Columbus Council has to determine whether the funding can come from a 1 percent Local Option Sales Tax that voters approved in 2008. Seventy percent of the revenue from that tax is devoted to public safety.
“With the LOST proceeds, there have been questions by some councilors as to whether these types of costs are those that should be covered by the LOST funds, or whether LOST funds are only for narrowly defined items,” Tomlinson added. “Chief Boren and I are trying to negotiate a payment schedule that would allow easier funding.”
Other law enforcement agencies may chip in, says the mayor, who hopes for a better price and payment schedule, and hopes council will use sales tax funds for the purchase.
Police say the system not only would enable them to track crime as it happens, but immediately recognize trends to determine where it’s most likely to happen next.
Part I crimes through June of this year show the usual summer climb: 1,034 in January; 793 in February; 991 in March; 1,072 in April; 1,107 in May; 1,145 in June.
Why does crime spike in summer?
Police say a primary factor is demographic: People are more likely to commit crimes when they’re young, in their teens and 20s. Teens are out of school then. And more people in general -- including those in their 20s, who are more mobile and have more access to alcohol than school-age teens -- are out and about.
The circumstances provide more opportunities for crime: more perpetrators of prime age, more victims, more chances for friction among people lacking the maturity to manage their anger and check their impulses.
“Jam them together, and they’re close together, and all of a sudden you’ve got friction,” says police Lt. Bill Rawn, who compiles the department’s crime stats. “You’ve got friction. You’ve got somebody taking care of friction. You’ve got cuttings, shootings, etc.”

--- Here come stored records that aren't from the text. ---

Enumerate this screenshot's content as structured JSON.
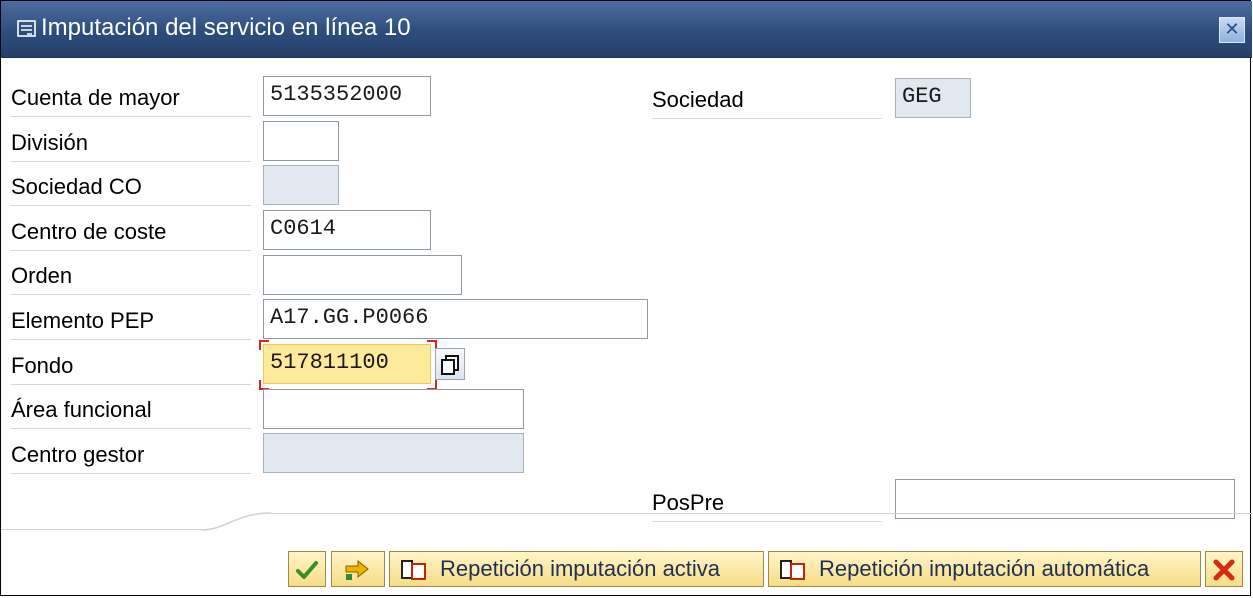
{
  "window": {
    "title": "Imputación del servicio en línea 10",
    "title_icon": "window-icon",
    "close_icon": "close-icon"
  },
  "fields": [
    {
      "label": "Cuenta de mayor",
      "value": "5135352000",
      "state": "normal"
    },
    {
      "label": "División",
      "value": "",
      "state": "normal"
    },
    {
      "label": "Sociedad CO",
      "value": "",
      "state": "disabled"
    },
    {
      "label": "Centro de coste",
      "value": "C0614",
      "state": "normal"
    },
    {
      "label": "Orden",
      "value": "",
      "state": "normal"
    },
    {
      "label": "Elemento PEP",
      "value": "A17.GG.P0066",
      "state": "normal"
    },
    {
      "label": "Fondo",
      "value": "517811100",
      "state": "focused"
    },
    {
      "label": "Área funcional",
      "value": "",
      "state": "normal"
    },
    {
      "label": "Centro gestor",
      "value": "",
      "state": "disabled"
    }
  ],
  "right_fields": [
    {
      "label": "Sociedad",
      "value": "GEG",
      "state": "readonly"
    },
    {
      "label": "PosPre",
      "value": "",
      "state": "normal"
    }
  ],
  "toolbar": {
    "continue_icon": "checkmark-icon",
    "next_icon": "arrow-right-icon",
    "repeat_active_label": "Repetición imputación activa",
    "repeat_auto_label": "Repetición imputación automática",
    "cancel_icon": "cancel-icon"
  },
  "colors": {
    "titlebar": "#2e4d7c",
    "focus_field": "#ffe99a",
    "button": "#f6dd86",
    "disabled_field": "#e2e8ef"
  }
}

Boren says property crimes climb, too: “During the summertime, you definitely see spikes in three areas, burglaries, larcenies and auto thefts. Usually, the trend goes down after school starts. We’ve seen that a lot.”
One crime seems to have no season: homicide.
Most often involving people who know each other, sometimes motivated by personal conflict, it can happen anytime, fueled by alcohol or illicit drugs or domestic disputes.
“It’s all over the chart,” says Boren, who recalls working eight cases one December in the '80s. “What can you say? You cannot have a police officer in every home at any given time.”